20 Mar 2023 by lbigmr

Strengthening the Rights of Suspects in Criminal Proceedings: New Factsheets Show Promising Practices

The Ludwig Boltzmann Institute of Fundamental and Human Rights, together with their partners from Belgium, Ireland, Spain and Romania, publishes four factsheets and videos on promising practices that aim to contribute to the practical implementation of the EU procedural rights directives.

The EU funded projects “From law to practice: Strengthening procedural rights in police custody (ProRPC)” aims to contribute to an effective implementation of the EU procedural directives through the identification of promising practices in all partner countries. The project was carried out with partners from International Rights Spain (Spain), Association for the Defense of Human Rights in Romania – the Helsinki Committee (Rumania), Irish Council for Civil Liberties (Ireland) und Fair Trials Europe (Belgium). With desk research and several project consultations, such as national roundtables and regional consultation meetings with experts from various fields promising practices emerged. These findings are now incorporated in easy to access factsheets for all criminal justice actors and advocates who are interested in reforming their national system. The factsheets disseminate information on the reform processes occurred in selected EU countries and thereby aim to offer useful inspiration to strengthen procedural rights and overcome existing barriers. Additionally, Fair Trials created short videos with more information about specific practices and promising initiatives.

The four factsheets and corresponding videos of this series focus on:

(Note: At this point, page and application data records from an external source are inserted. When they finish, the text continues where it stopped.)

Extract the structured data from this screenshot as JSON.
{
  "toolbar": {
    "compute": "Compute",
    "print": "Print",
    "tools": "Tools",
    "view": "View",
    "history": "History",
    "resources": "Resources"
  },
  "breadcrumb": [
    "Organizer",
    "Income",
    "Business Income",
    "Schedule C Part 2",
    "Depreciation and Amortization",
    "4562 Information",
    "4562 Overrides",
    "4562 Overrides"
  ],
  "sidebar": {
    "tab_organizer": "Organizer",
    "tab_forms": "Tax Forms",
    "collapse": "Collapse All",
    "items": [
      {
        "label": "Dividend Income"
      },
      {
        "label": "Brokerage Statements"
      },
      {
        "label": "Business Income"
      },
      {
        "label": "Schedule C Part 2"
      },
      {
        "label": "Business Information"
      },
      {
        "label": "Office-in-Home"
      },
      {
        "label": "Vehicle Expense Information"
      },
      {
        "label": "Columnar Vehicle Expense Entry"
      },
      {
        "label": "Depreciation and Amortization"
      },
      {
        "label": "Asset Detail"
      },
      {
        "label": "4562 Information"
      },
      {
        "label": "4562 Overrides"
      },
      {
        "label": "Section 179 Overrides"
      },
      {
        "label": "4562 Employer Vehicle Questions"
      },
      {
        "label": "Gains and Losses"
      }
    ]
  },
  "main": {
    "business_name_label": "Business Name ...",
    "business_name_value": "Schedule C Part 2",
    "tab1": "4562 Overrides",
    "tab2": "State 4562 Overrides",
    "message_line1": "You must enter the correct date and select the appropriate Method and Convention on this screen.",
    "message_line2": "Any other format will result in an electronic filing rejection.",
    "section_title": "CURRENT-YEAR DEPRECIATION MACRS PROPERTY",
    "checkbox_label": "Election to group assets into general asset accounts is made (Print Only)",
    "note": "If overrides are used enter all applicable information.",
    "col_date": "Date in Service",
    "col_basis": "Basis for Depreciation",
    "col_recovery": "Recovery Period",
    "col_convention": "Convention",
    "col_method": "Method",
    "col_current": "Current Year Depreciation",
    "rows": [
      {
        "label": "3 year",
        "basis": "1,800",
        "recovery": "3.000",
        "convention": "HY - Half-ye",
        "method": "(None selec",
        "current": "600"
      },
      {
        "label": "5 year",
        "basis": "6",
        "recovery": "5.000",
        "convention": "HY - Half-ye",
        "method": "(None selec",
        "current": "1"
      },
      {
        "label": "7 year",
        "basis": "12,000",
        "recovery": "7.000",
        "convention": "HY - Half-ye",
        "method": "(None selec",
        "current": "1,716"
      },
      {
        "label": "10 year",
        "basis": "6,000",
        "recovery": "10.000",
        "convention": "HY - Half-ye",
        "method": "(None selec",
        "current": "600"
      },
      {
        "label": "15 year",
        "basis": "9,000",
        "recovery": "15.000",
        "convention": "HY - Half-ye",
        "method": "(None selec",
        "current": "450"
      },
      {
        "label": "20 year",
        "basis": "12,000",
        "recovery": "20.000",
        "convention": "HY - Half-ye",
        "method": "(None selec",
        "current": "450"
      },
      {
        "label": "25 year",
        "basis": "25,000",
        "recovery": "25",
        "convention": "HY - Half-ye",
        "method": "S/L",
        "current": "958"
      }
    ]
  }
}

  • “Right to Information” written by Nora Katona and Giuliana Monina (LBI-GMR) – Suspected persons may not effectively use their rights without adequate and accessible information. The factsheet describes promising practices from Austria, Belgium, the Netherland, and Ireland, covering IT tools to support police officers when they provide oral information to suspected and accused persons as well as initiatives that make the Letter of Rights more accessible.
  • “Access to a Lawyer” written by Livia Popa and Georgiana Gheorghe (APADOR-CH) – When a person finds themselves in police custody, they often do not know a lawyer and rely on the police to legal representation. The factsheet covers promising practices from Romania, Spain, and Belgium, which include among others mandatory legal representation and effective appointment procedures randomly selecting the best qualified available lawyer depending on the person’s needs.
  • “Right to Legal Aid” written by Rights International Spain – Access to legal aid is central for people who cannot afford a lawyer to access justice and avoid further impoverishment and social exclusion. The factsheet covers promising practices from Spain, as well as Luxembourg, the Netherlands, and Finland.
  • “Audio Visual Recordings of Police Interviews” written by Sarah O’Malley and Elizabeth Carthy (ICCL) – Audio-visual recordings of police interviews not only ensure the protection of those being interviewed, but also guard the police against false accusations of mistreatment or coercion. They also serve as evidence that confessions made during police custody were not made under pressure and contribute to transparency. This in turn improves public trust in the police. The factsheet covers the audio visual recording system applied in Ireland, showing how the reform came about and what are its remaining challenges today. It also makes reference to practices from Croatia and France.